The RMC’s renovation is nearly complete now, with a DOS Shared Services grant recently funding electrical upgrades and energy-saving measures, including split heating/air conditioning units for the main offices, a generator and power use monitoring software. Another grant secured by state senator John Bonacic funded the installation of security cameras for the building’s police and court facilities. Meanwhile, downtown, work is currently underway on an electrical vehicle charging station in the municipal parking lot adjacent to Willow Kiln Park. That project is also expected to be completed early in 2017.
Besides completion of these ongoing projects, several new ones, or new phases of long-term infrastructure improvements, are on the docket for the New Year. Several of these are also New York Rising projects, such as replacement of outmoded clarifiers and other inefficient equipment in the sewage treatment plant, for which the funding application is due in March, and stormwater mitigation measures in the Washington Park neighborhood, where heavy runoff from Joppenbergh Mountain causes frequent flooding of streets and yards. “It’s important, and it’s been put off for a long time,” Walsh says of the latter project. New storm drains and culverts will help divert the runoff into the existing flood control area, and two new pedestrian bridges will be built.

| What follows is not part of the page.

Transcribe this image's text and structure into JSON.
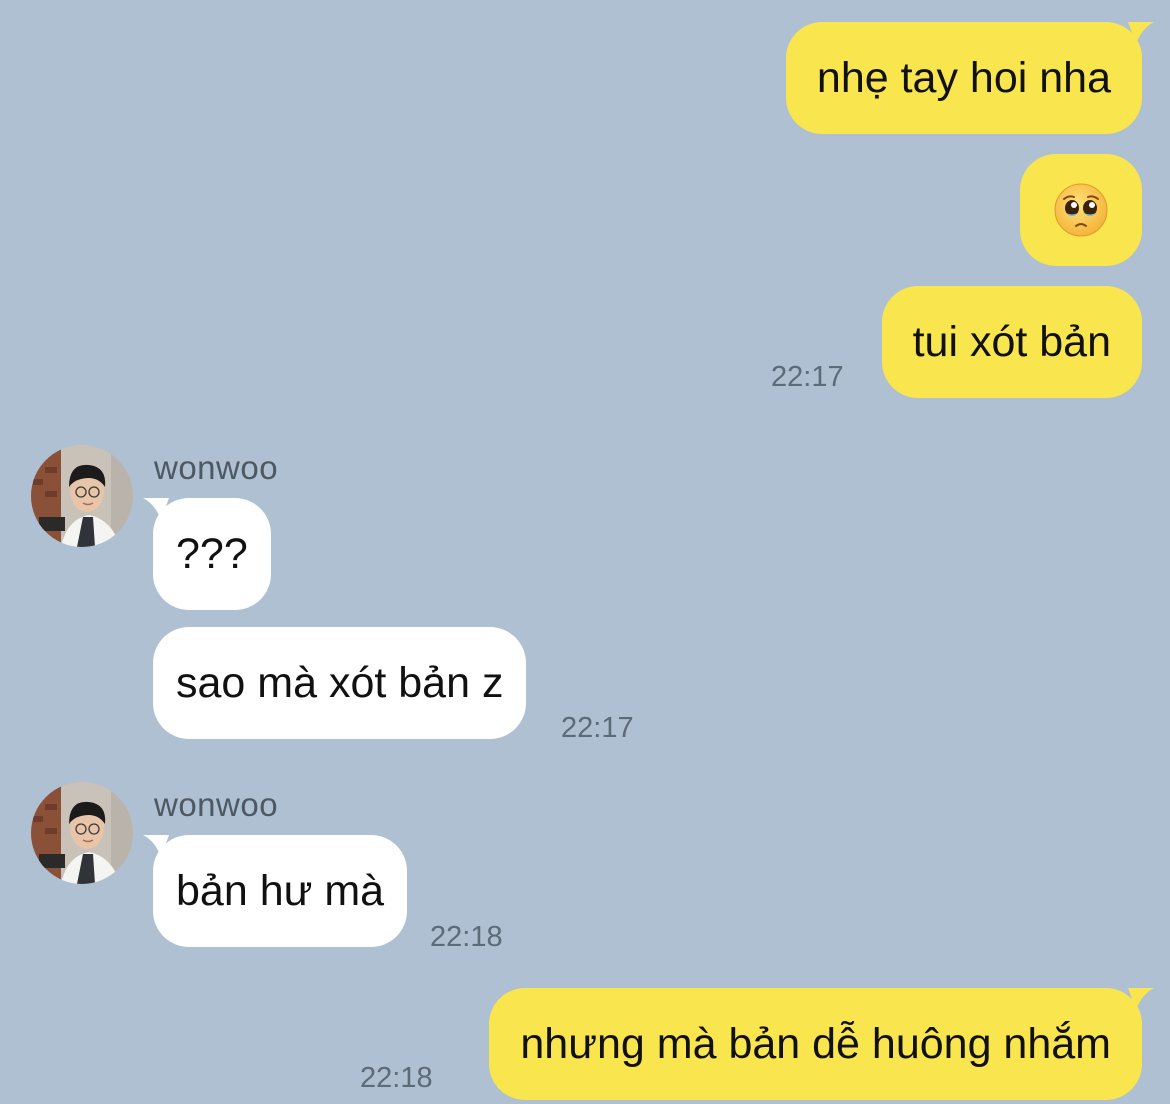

A bid was recently accepted for the final phase of the Rosendale Pool replacement: reconstruction of the bathhouse, expected to be completed in time for swimming season. And more work will go forward this coming year on improvements to James Street, where a section of roadway was washed out during the two back-to-back storm events of August 2011. The town has reopened discussions with the US Army Corps of Engineers to remove the shoaling in the bed of the Rondout Creek caused by storm debris, and additional work will be done to stabilize the streambank, divert stormwater and create a pedestrian- and bike-friendly promenade and park between James Street and the creek. “I’m glad we’re going to see a shovel get in the ground this year,” Walsh says.

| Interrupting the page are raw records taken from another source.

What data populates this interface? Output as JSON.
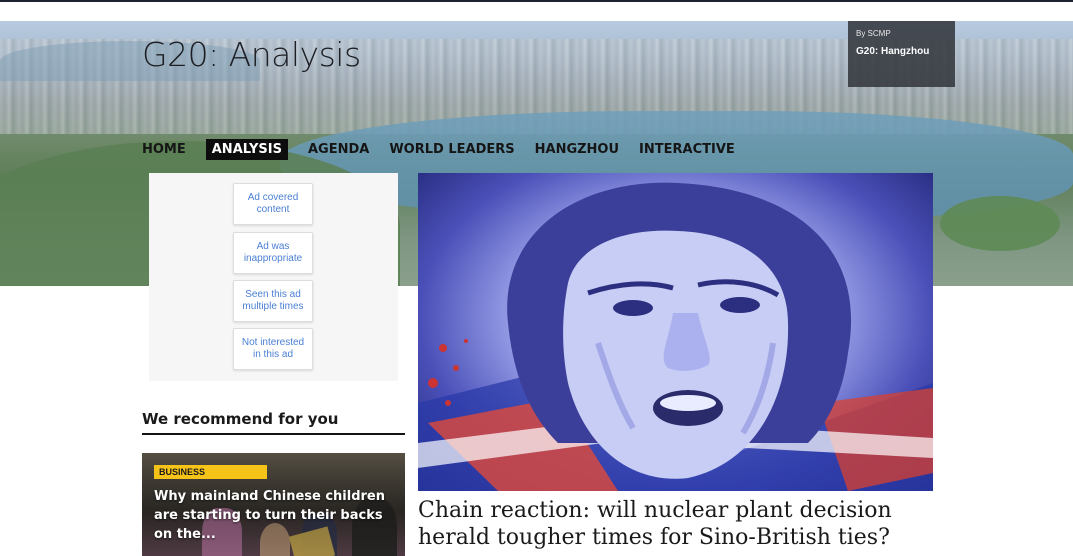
{
  "header": {
    "site_title": "G20: Analysis",
    "badge_by": "By SCMP",
    "badge_name": "G20: Hangzhou"
  },
  "nav": {
    "items": [
      {
        "label": "HOME",
        "active": false
      },
      {
        "label": "ANALYSIS",
        "active": true
      },
      {
        "label": "AGENDA",
        "active": false
      },
      {
        "label": "WORLD LEADERS",
        "active": false
      },
      {
        "label": "HANGZHOU",
        "active": false
      },
      {
        "label": "INTERACTIVE",
        "active": false
      }
    ]
  },
  "ad_feedback": {
    "options": [
      "Ad covered content",
      "Ad was inappropriate",
      "Seen this ad multiple times",
      "Not interested in this ad"
    ]
  },
  "feature": {
    "title": "Chain reaction: will nuclear plant decision herald tougher times for Sino-British ties?"
  },
  "recommend": {
    "heading": "We recommend for you",
    "card": {
      "category": "BUSINESS",
      "title": "Why mainland Chinese children are starting to turn their backs on the..."
    }
  },
  "colors": {
    "accent_badge": "#f6c319",
    "nav_active_bg": "#0d0d0d",
    "ad_link": "#4a7fd4"
  }
}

While “Infrastructure has to come first,” the incumbent supervisor is looking forward to some more “feel-good projects” like park improvements moving ahead in the foreseeable future. Tweaking Rosendale’s zoning laws to make it easier to take action on “zombie properties” that are “abandoned, neglected or in extreme disrepair” to the point of “becoming a health hazard for the neighborhood” is also on her near-term To-Do List. As far as ever-busy Jeanne Walsh is concerned, retiring when her term runs out at the end of 2017 isn’t an option; there’s just too much good stuff left to be done.